-- DATA RECORDS --
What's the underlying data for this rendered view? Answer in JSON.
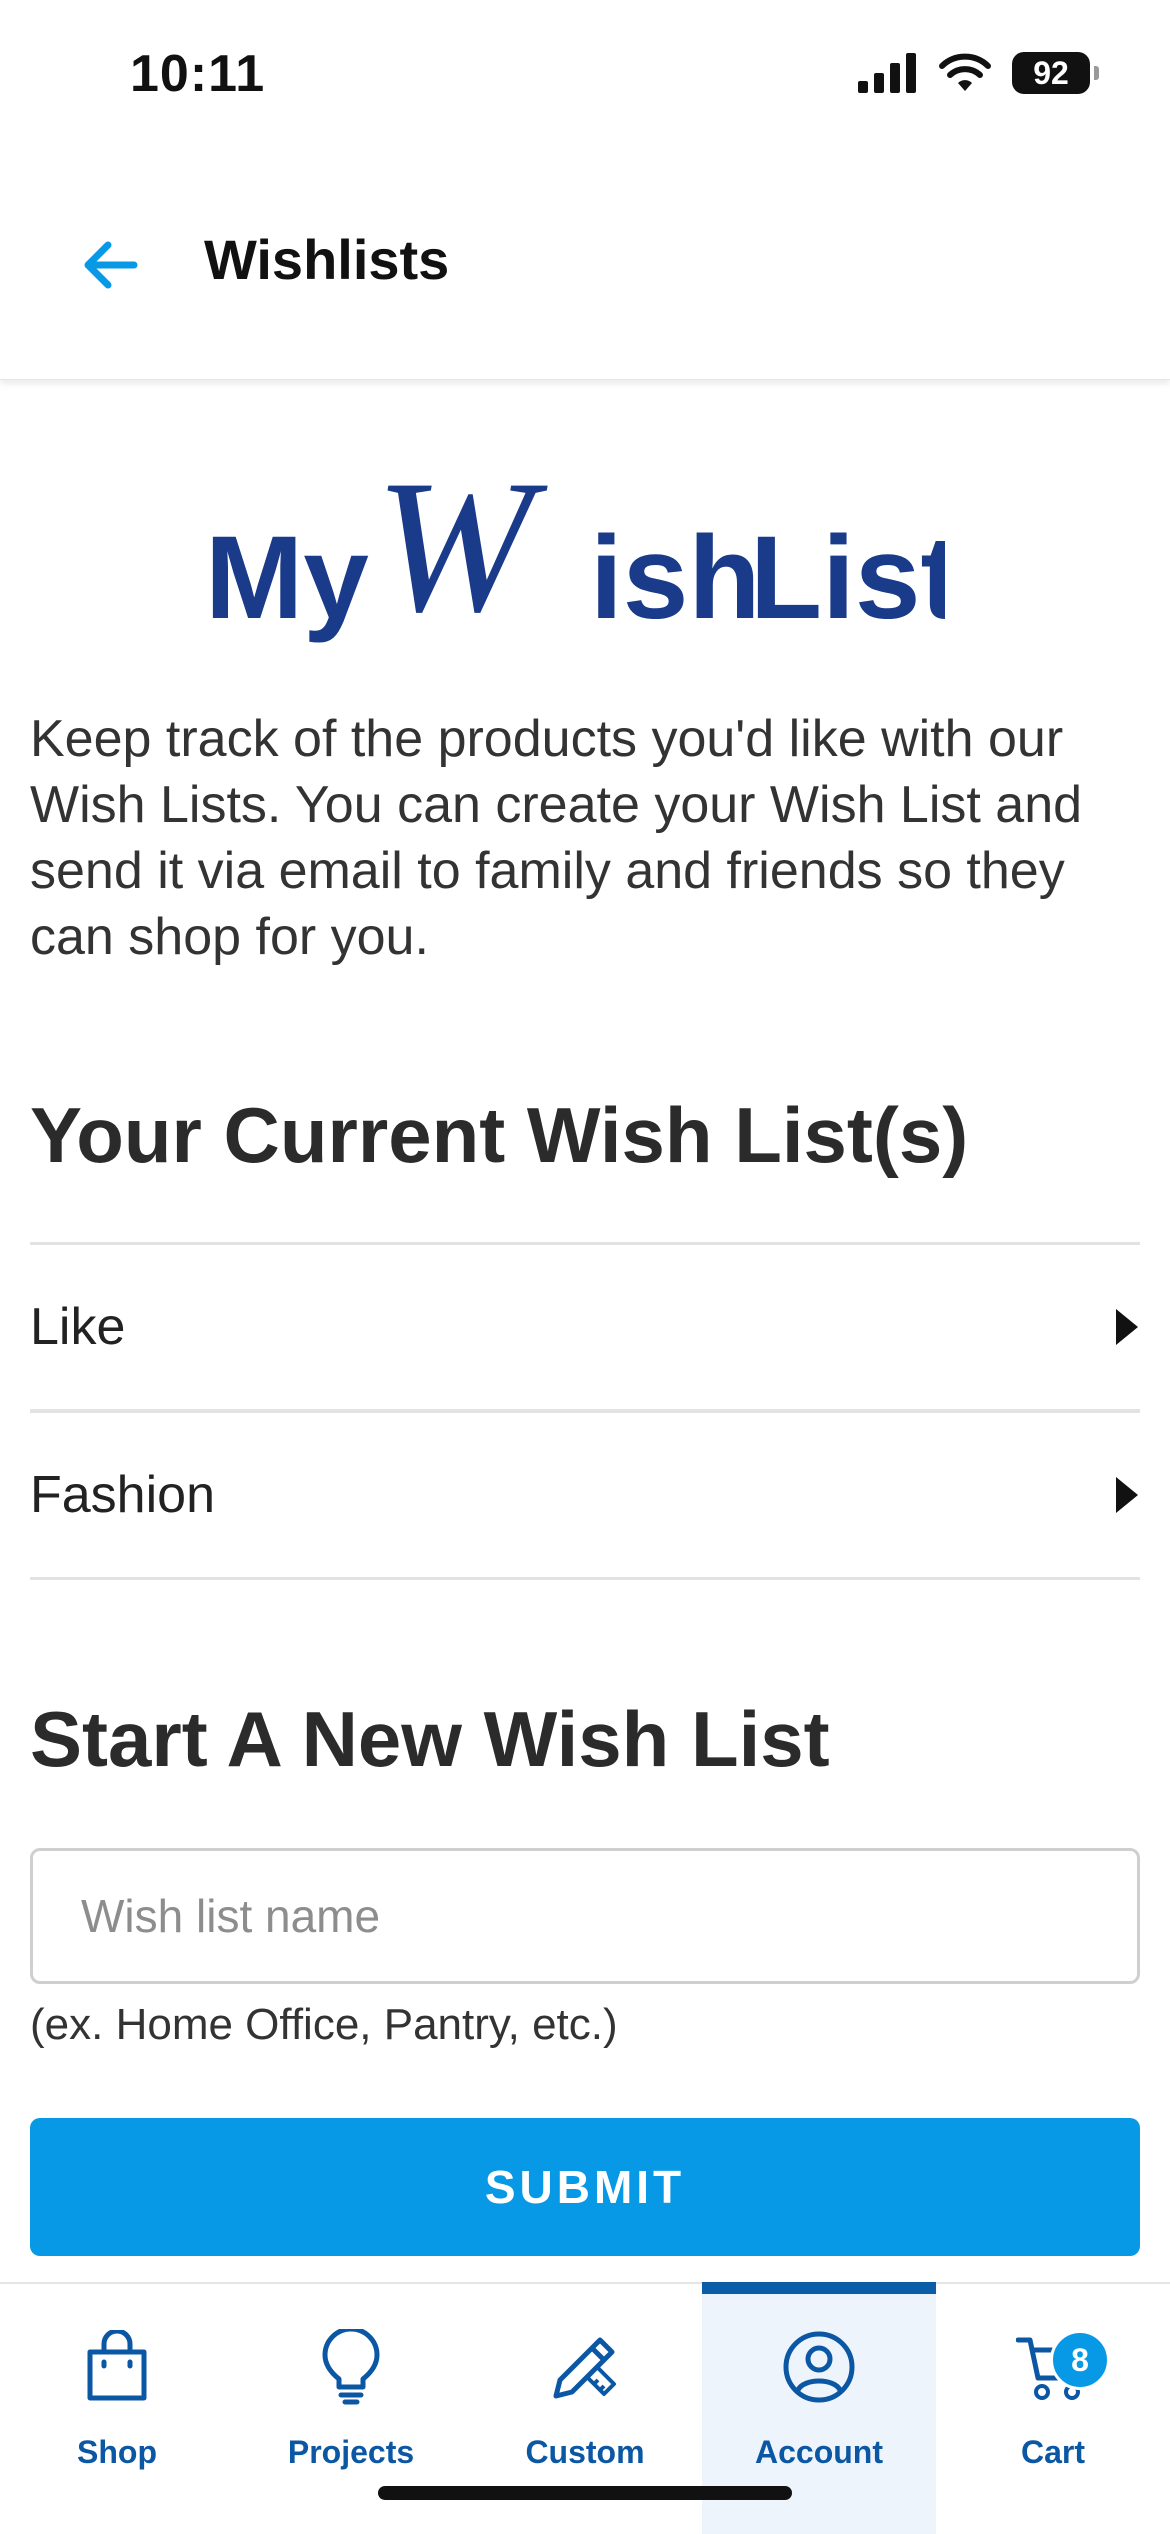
{
  "status": {
    "time": "10:11",
    "battery": "92"
  },
  "header": {
    "title": "Wishlists"
  },
  "logo": {
    "text_my": "My",
    "text_w": "W",
    "text_ish": "ish",
    "text_list": "List"
  },
  "intro": "Keep track of the products you'd like with our Wish Lists. You can create your Wish List and send it via email to family and friends so they can shop for you.",
  "current": {
    "title": "Your Current Wish List(s)",
    "lists": [
      {
        "label": "Like"
      },
      {
        "label": "Fashion"
      }
    ]
  },
  "new_list": {
    "title": "Start A New Wish List",
    "input_placeholder": "Wish list name",
    "input_value": "",
    "hint": "(ex. Home Office, Pantry, etc.)",
    "submit_label": "SUBMIT"
  },
  "tabbar": {
    "active": "Account",
    "tabs": [
      {
        "label": "Shop",
        "icon": "shopping-bag-icon"
      },
      {
        "label": "Projects",
        "icon": "lightbulb-icon"
      },
      {
        "label": "Custom",
        "icon": "pencil-ruler-icon"
      },
      {
        "label": "Account",
        "icon": "user-circle-icon"
      },
      {
        "label": "Cart",
        "icon": "cart-icon",
        "badge": "8"
      }
    ]
  },
  "colors": {
    "accent": "#0799e6",
    "nav_blue": "#0b57a4",
    "logo_blue": "#1a3a8a"
  }
}
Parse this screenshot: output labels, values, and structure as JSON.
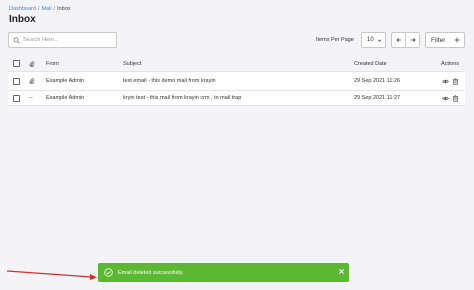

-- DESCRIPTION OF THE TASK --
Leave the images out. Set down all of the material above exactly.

-- RESPONSE TO THIS EXERCISE --
What's the underlying data for this rendered view? Answer in JSON.
{
  "status": {
    "time": "10:11",
    "battery": "92"
  },
  "header": {
    "title": "Wishlists"
  },
  "logo": {
    "text_my": "My",
    "text_w": "W",
    "text_ish": "ish",
    "text_list": "List"
  },
  "intro": "Keep track of the products you'd like with our Wish Lists. You can create your Wish List and send it via email to family and friends so they can shop for you.",
  "current": {
    "title": "Your Current Wish List(s)",
    "lists": [
      {
        "label": "Like"
      },
      {
        "label": "Fashion"
      }
    ]
  },
  "new_list": {
    "title": "Start A New Wish List",
    "input_placeholder": "Wish list name",
    "input_value": "",
    "hint": "(ex. Home Office, Pantry, etc.)",
    "submit_label": "SUBMIT"
  },
  "tabbar": {
    "active": "Account",
    "tabs": [
      {
        "label": "Shop",
        "icon": "shopping-bag-icon"
      },
      {
        "label": "Projects",
        "icon": "lightbulb-icon"
      },
      {
        "label": "Custom",
        "icon": "pencil-ruler-icon"
      },
      {
        "label": "Account",
        "icon": "user-circle-icon"
      },
      {
        "label": "Cart",
        "icon": "cart-icon",
        "badge": "8"
      }
    ]
  },
  "colors": {
    "accent": "#0799e6",
    "nav_blue": "#0b57a4",
    "logo_blue": "#1a3a8a"
  }
}
Parse this screenshot: output labels, values, and structure as JSON.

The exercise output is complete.